Stored data
>>

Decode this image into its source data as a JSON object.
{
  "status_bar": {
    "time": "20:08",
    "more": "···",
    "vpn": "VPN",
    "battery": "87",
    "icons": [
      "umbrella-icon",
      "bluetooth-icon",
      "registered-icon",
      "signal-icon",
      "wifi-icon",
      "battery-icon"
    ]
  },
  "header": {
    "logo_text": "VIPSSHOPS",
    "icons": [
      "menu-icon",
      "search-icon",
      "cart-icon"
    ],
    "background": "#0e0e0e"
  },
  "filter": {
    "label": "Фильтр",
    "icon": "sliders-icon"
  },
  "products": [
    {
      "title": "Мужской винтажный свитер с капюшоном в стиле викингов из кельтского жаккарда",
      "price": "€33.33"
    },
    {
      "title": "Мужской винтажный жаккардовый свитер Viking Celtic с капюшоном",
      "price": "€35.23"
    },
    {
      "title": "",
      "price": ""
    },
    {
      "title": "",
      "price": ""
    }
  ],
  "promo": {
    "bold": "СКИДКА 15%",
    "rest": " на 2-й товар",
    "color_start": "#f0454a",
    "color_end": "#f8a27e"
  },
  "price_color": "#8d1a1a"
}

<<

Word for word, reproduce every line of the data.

Response below:
Decode this image into its source data as a JSON object.
{
  "status_bar": {
    "time": "20:08",
    "more": "···",
    "vpn": "VPN",
    "battery": "87",
    "icons": [
      "umbrella-icon",
      "bluetooth-icon",
      "registered-icon",
      "signal-icon",
      "wifi-icon",
      "battery-icon"
    ]
  },
  "header": {
    "logo_text": "VIPSSHOPS",
    "icons": [
      "menu-icon",
      "search-icon",
      "cart-icon"
    ],
    "background": "#0e0e0e"
  },
  "filter": {
    "label": "Фильтр",
    "icon": "sliders-icon"
  },
  "products": [
    {
      "title": "Мужской винтажный свитер с капюшоном в стиле викингов из кельтского жаккарда",
      "price": "€33.33"
    },
    {
      "title": "Мужской винтажный жаккардовый свитер Viking Celtic с капюшоном",
      "price": "€35.23"
    },
    {
      "title": "",
      "price": ""
    },
    {
      "title": "",
      "price": ""
    }
  ],
  "promo": {
    "bold": "СКИДКА 15%",
    "rest": " на 2-й товар",
    "color_start": "#f0454a",
    "color_end": "#f8a27e"
  },
  "price_color": "#8d1a1a"
}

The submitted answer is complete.